Mason said some patrons were fervently anti the vaccine.
“I wouldn’t put on paper some of the things they’ve said; that people will be dead in three years, you name it. I said ‘come on.’ It definitely is interesting.”
He believed attitudes would change when Covid-19 became more widespread in the South Island.
“Business will be impacted. It’s a bad day at the office when we get the 1pm report, it affects business and when there are extra cases in Auckland, that has an effect as well.
“I’m pleased they haven’t locked us up, but it’s coming, it will be here. We have to take precautions and face reality.”
Cahill said the whole world is in the same boat, “we’ve got to grin and bear it”.
“There’s no easy answer. Hopefully we’ve got the right people steering us in the right direction.”

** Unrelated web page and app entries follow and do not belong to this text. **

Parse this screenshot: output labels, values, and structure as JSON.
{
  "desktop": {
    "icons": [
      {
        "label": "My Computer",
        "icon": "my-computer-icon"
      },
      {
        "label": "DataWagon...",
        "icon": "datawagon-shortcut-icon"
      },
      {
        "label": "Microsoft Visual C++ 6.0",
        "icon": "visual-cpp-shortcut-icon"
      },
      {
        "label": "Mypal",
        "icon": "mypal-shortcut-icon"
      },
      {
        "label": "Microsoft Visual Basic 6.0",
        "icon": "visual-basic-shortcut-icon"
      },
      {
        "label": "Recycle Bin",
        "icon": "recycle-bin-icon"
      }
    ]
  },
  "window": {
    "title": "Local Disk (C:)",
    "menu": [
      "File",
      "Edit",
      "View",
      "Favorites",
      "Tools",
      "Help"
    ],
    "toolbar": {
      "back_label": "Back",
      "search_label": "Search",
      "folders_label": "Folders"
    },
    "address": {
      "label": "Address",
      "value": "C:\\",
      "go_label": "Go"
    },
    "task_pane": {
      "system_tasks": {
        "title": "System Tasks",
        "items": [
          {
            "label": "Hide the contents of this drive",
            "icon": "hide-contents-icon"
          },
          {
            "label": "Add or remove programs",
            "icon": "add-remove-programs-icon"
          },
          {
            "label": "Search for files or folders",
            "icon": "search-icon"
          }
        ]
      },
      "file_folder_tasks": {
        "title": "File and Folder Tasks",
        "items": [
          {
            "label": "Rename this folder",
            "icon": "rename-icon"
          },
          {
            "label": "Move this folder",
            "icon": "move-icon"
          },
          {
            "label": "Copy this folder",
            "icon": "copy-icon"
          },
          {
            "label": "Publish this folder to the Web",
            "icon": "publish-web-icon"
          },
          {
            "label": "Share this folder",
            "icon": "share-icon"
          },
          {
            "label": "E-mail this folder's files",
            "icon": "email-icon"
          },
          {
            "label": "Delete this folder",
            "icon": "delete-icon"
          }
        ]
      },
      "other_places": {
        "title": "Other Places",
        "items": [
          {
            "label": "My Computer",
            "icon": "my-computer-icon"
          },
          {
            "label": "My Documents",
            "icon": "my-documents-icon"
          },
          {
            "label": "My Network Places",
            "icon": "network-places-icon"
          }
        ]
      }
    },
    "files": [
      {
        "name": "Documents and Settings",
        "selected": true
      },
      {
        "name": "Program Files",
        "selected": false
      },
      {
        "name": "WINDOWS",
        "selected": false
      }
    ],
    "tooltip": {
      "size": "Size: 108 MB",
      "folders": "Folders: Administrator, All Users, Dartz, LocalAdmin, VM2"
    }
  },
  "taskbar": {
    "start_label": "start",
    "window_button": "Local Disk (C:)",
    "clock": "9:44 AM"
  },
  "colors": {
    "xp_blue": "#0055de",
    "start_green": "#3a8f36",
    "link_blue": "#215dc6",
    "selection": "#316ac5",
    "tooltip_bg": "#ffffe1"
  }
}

At Action Sports Timaru, owner Ferg Hazlett, said his staff were fully vaccinated, and wore masks which met their obligations, although it was different for customers.
“I’m not going to force the issue. I’m not the policeman, if they don’t, that’s their prerogative. We’ve had a few who won’t sign in or wear a mask.”
Hazlett said his gripe was that unvaccinated people could take up hospital space denying those who had followed the rules and been vaccinated.
Plantorama Nursery and Garden Centre owner Dave Caird said he would not restrict unvaccinated customers accessing his business.
“At this stage I wouldn’t. If it came to South Canterbury I would look at it differently. At the moment it’s just in Christchurch.
“The Government wants everyone to get vaccinated, but it’s people’s choice.”
He said with his business being in the open air was better than in an enclosed space.
“It’s all about keeping people safe; I think the main thing is to keep an eye on it to stop it spreading.”
In Waimate, Adam Wilson, part-owner of The Barn, said it would be “quite hard” to police customers who might or might not be vaccinated.
“I’ll be spending more money hiring someone to police people for vaccine certificates. It concerns me a little bit. It’s adding more cost to the company.
“I don’t want to force my employees to get the vaccine. It’s taking away their right to choose, but I am encouraging them to get it. It’s tricky legally until it becomes a law.
“But when it does become the law I will tell them that if they don’t have the vaccine, the store can’t open for business.”
Rainbow Dairy owner Sarah Farrell said all her employees were vaccinated. She felt asking customers for vaccine certificates was “not the right thing to do.”
Meanwhile, councils were still looking at policies, mandates and vaccine certificates.
“We are presently in the process of identifying the current (vaccination) status of staff and overall vaccination rate within council,” Waimate District Council chief executive Stuart Duncan said.
“We are following direction from the Ministry of Health in this area.”
Timaru District Council chief executive Bede Carran said they were in the planning stage.
“We’re following central government guidelines including strongly encouraging, supporting and enabling all our staff to get vaccinated.
“The council is currently conducting a risk analysis across the organisation, identifying the activities that present a risk of transmission.”